I met an old man who could draw. He was tall and cadaverous, and he always wore the same shabby brown suit and hat. He looked as though he slept in the suit and it had worn to the contours of his frame to point that it no longer wrinkled. His hand was long and frail and it would tend to shake until he made a fist to steady it, and his eyes were milky and dim, but he could still weave together a picture in minutes like he was conjuring the image out of the air. It was amazing to watch him work, and I got the idea for the two of us to open a shop together. We rented out a space for the store, and I displayed some of his work in the front window on a couple of small easels with spotlights shining down on them.

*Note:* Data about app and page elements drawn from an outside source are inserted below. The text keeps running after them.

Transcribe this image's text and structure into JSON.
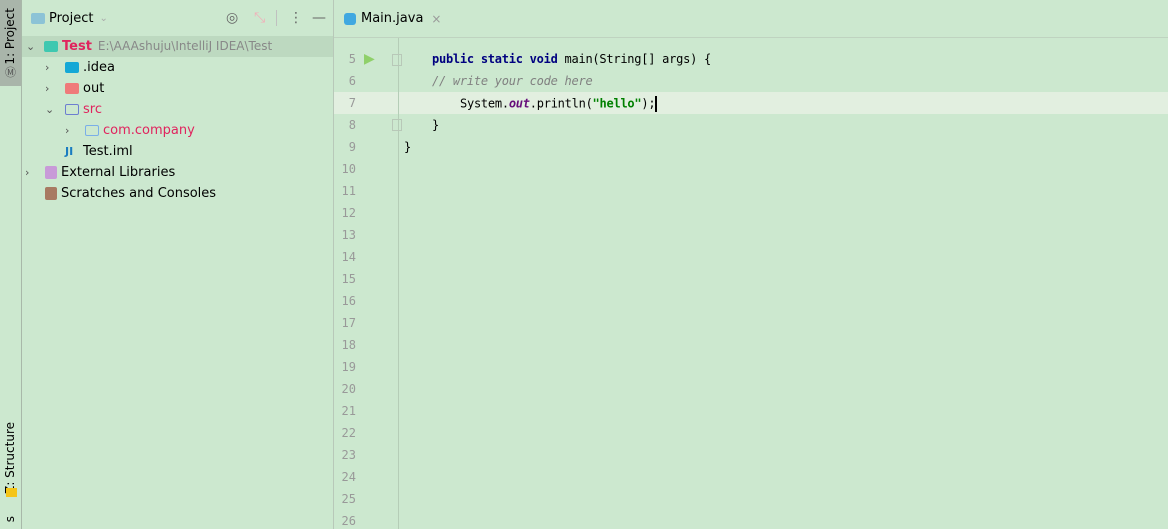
{
  "left_strip": {
    "project_tab": "1: Project",
    "structure_tab": "Z: Structure",
    "bottom_tab": "s"
  },
  "panel": {
    "title": "Project",
    "tree": [
      {
        "label": "Test",
        "path": "E:\\AAAshuju\\IntelliJ IDEA\\Test",
        "expanded": true,
        "color": "#e0245e"
      },
      {
        "label": ".idea",
        "expanded": false
      },
      {
        "label": "out",
        "expanded": false
      },
      {
        "label": "src",
        "expanded": true,
        "color": "#e0245e"
      },
      {
        "label": "com.company",
        "expanded": false,
        "color": "#e0245e"
      },
      {
        "label": "Test.iml"
      },
      {
        "label": "External Libraries",
        "expanded": false
      },
      {
        "label": "Scratches and Consoles"
      }
    ]
  },
  "editor": {
    "tab": "Main.java",
    "line_numbers": [
      "5",
      "6",
      "7",
      "8",
      "9",
      "10",
      "11",
      "12",
      "13",
      "14",
      "15",
      "16",
      "17",
      "18",
      "19",
      "20",
      "21",
      "22",
      "23",
      "24",
      "25",
      "26"
    ],
    "code": {
      "kw": "public static void",
      "sig": " main(String[] args) {",
      "comment": "// write your code here",
      "sys": "System.",
      "out": "out",
      "println": ".println(",
      "str": "\"hello\"",
      "end": ");",
      "close1": "}",
      "close2": "}"
    }
  }
}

I tried to find some angle, some specific type of drawing or merchandise that would become our stock and trade. I wanted to have some part in this. If the old man’s gift was lightning in a bottle, I wanted to at least be the one that designed the bottle. I thought, for instance, of having the walls on either side of the store lined with racks of hand crafted greeting cards. I would concoct the sentiments and the old man would draw the illustrations, and we would be in the greeting card business. But it never worked out that way. We never settled on anything definite. I never knew what kind of store we had. The two of us would just stand there in the middle of the empty shop, the stone walls and the floor all completely bare, and we would wait for people to come in out of the rain.

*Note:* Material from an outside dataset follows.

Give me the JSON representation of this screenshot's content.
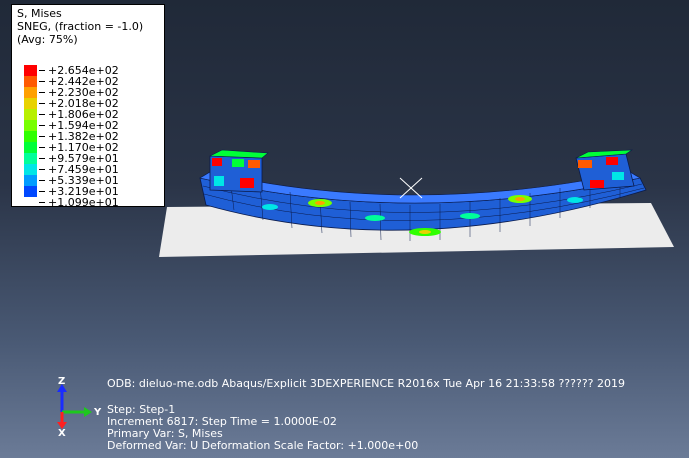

And people would come. The pictures out front would catch their eye and they would wander in, looking all around. They all wanted something different. They put forward their requests uncertainly, not sure if such a thing could be done, or if it could be done right, or if it could be done by us. One woman wanted a simple family portrait of herself and her children, her hands resting on their shoulders. Another man wanted the face of his late wife drawn from memory. That is, he wanted his memory somehow conveyed to the old man’s hand. People wanted landscapes that they had seen in their mind, or moments they had long since lost. The old man’s supplies would materialize upon request, his pens and his pencils, and with broad curving strokes he would indelibly etch their vision onto the paper. I stood by with the customers and watched him work, and I never got tired of it. Afterwards, when the old man was packing his tools away in a small wooden case, the customers would always dab their eyes with a tissue and they would press the tissue into my hands as a token of gratitude and as payment for our services. I took the tissues and locked them away in the cash box in the back room of the shop, but I knew they weren’t for me or for anything I’d done.